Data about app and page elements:
▬▬▬▬▬▬
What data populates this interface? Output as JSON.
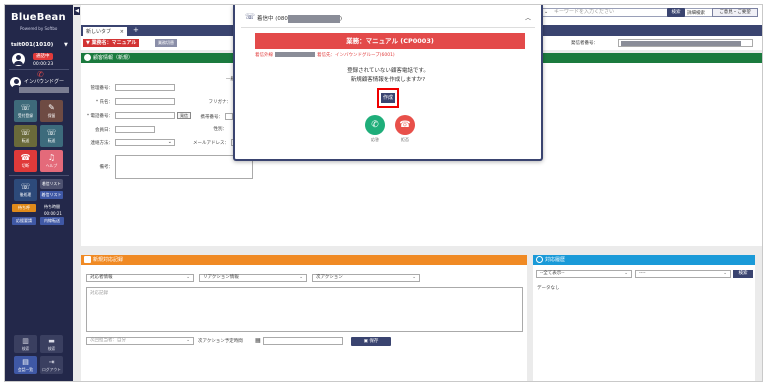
{
  "app": {
    "logo": "BlueBean",
    "logo_sub": "Powered by Softbo"
  },
  "sidebar": {
    "user_id": "tsit001(1010)",
    "status": "通話中",
    "status_time": "00:00:23",
    "group": "インバウンドグー",
    "tiles_row1": [
      {
        "label": "受付登録",
        "icon": "☏"
      },
      {
        "label": "保留",
        "icon": "✎"
      }
    ],
    "tiles_row2": [
      {
        "label": "転送",
        "icon": "☏"
      },
      {
        "label": "転送",
        "icon": "☏"
      }
    ],
    "tiles_row3": [
      {
        "label": "切断",
        "icon": "☎"
      },
      {
        "label": "ヘルプ",
        "icon": "♫"
      }
    ],
    "tiles_row4": [
      {
        "label": "後処理",
        "icon": "☏"
      },
      {
        "label": "着信リスト",
        "icon": "☰"
      }
    ],
    "call_list_btn": "着信リスト",
    "waiting_btn": "待ち呼",
    "waiting_count_label": "待ち時間",
    "waiting_time": "00:00:21",
    "btn_a": "応援要請",
    "btn_b": "内線転送",
    "bottom_tiles": [
      {
        "label": "検索",
        "icon": "▥"
      },
      {
        "label": "検索",
        "icon": "▬"
      }
    ],
    "bottom_tiles2": [
      {
        "label": "会話一覧",
        "icon": "▤"
      },
      {
        "label": "ログアウト",
        "icon": "⇥"
      }
    ]
  },
  "topbar": {
    "search_placeholder": "キーワードを入力ください",
    "search_btn": "検索",
    "detail_search": "詳細検索",
    "manage_label": "ご意見・ご要望"
  },
  "tabs": [
    {
      "label": "新しいタブ"
    }
  ],
  "tab_add": "+",
  "tab_close": "×",
  "workrow": {
    "business_label": "▼ 業務名：マニュアル",
    "business_change": "業務切替",
    "caller_label": "発信者番号："
  },
  "customer": {
    "header": "顧客情報（新規）",
    "fields": {
      "manage_no": "管理番号：",
      "name": "* 氏名：",
      "furigana": "フリガナ：",
      "phone": "* 電話番号：",
      "mobile": "携帯番号：",
      "phone_btn": "発信",
      "join_date": "会員日：",
      "gender_label": "性別：",
      "gender_value": "",
      "contact_method": "連絡方法：",
      "email": "メールアドレス：",
      "note": "備考："
    },
    "extra_label": "―顧"
  },
  "record": {
    "header": "新規対応記録",
    "select_a": "対応者情報",
    "select_b": "リアクション情報",
    "select_c": "次アクション",
    "memo_placeholder": "対応記録",
    "next_responder_placeholder": "次回担当者：自分",
    "next_action_time_label": "次アクション予定時間",
    "save": "保存"
  },
  "history": {
    "header": "対応履歴",
    "filter_a": "--全て表示--",
    "filter_b": "----",
    "search_btn": "検索",
    "empty": "データなし"
  },
  "modal": {
    "incoming_prefix": "着信中 (080",
    "incoming_suffix": ")",
    "business": "業務：マニュアル (CP0003)",
    "caller_prefix": "着信外線",
    "dest_prefix": "着信先：インバウンドグループ(6001)",
    "msg1": "登録されていない顧客電話です。",
    "msg2": "新規顧客情報を作成しますか?",
    "create": "作成",
    "answer": "応答",
    "reject": "拒否"
  },
  "colors": {
    "sidebar": "#23284a",
    "accent_red": "#e34a4a",
    "green_header": "#1b7a3e",
    "orange_header": "#f08a24",
    "blue_header": "#1a9ad8"
  }
}
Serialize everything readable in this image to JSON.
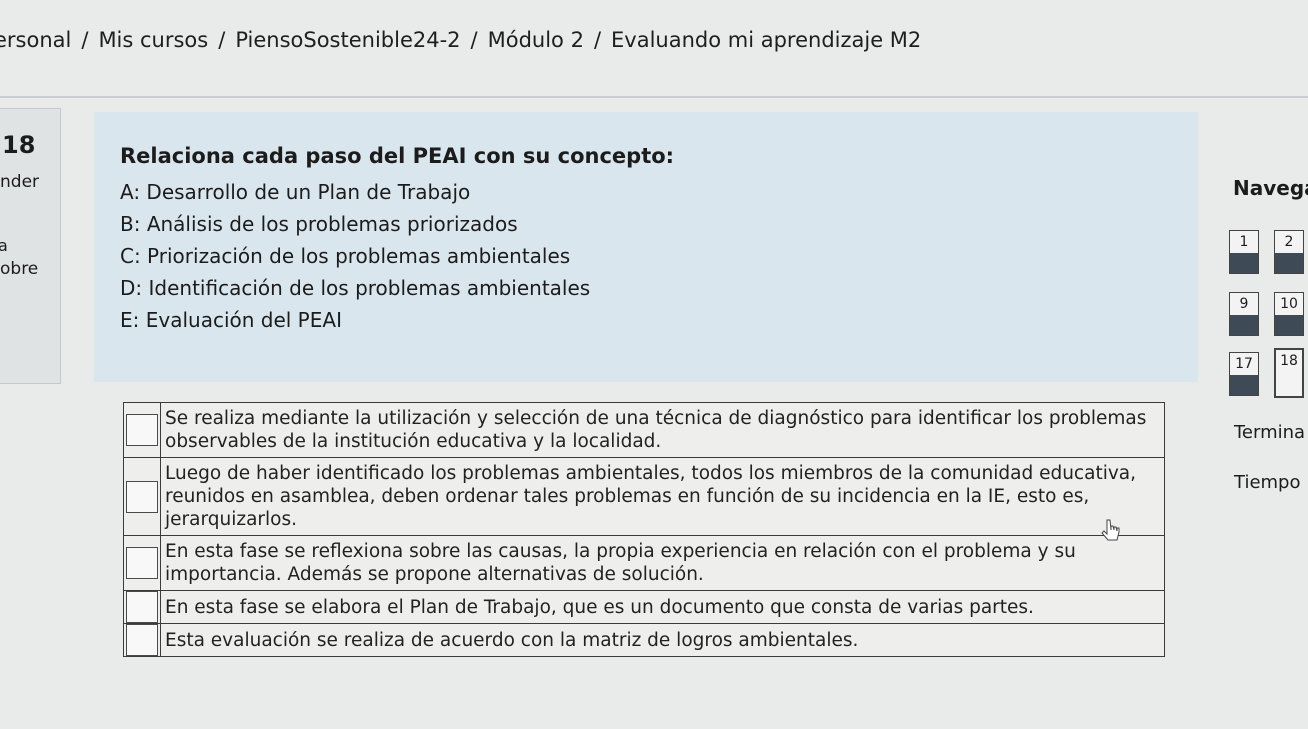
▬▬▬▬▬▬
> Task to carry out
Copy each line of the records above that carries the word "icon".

> Result of this task
        "icon": "☏"
        "icon": "✎"
        "icon": "☏"
        "icon": "☏"
        "icon": "☎"
        "icon": "♫"
        "icon": "☏"
        "icon": "☰"
        "icon": "▥"
        "icon": "▬"
        "icon": "▤"
        "icon": "⇥"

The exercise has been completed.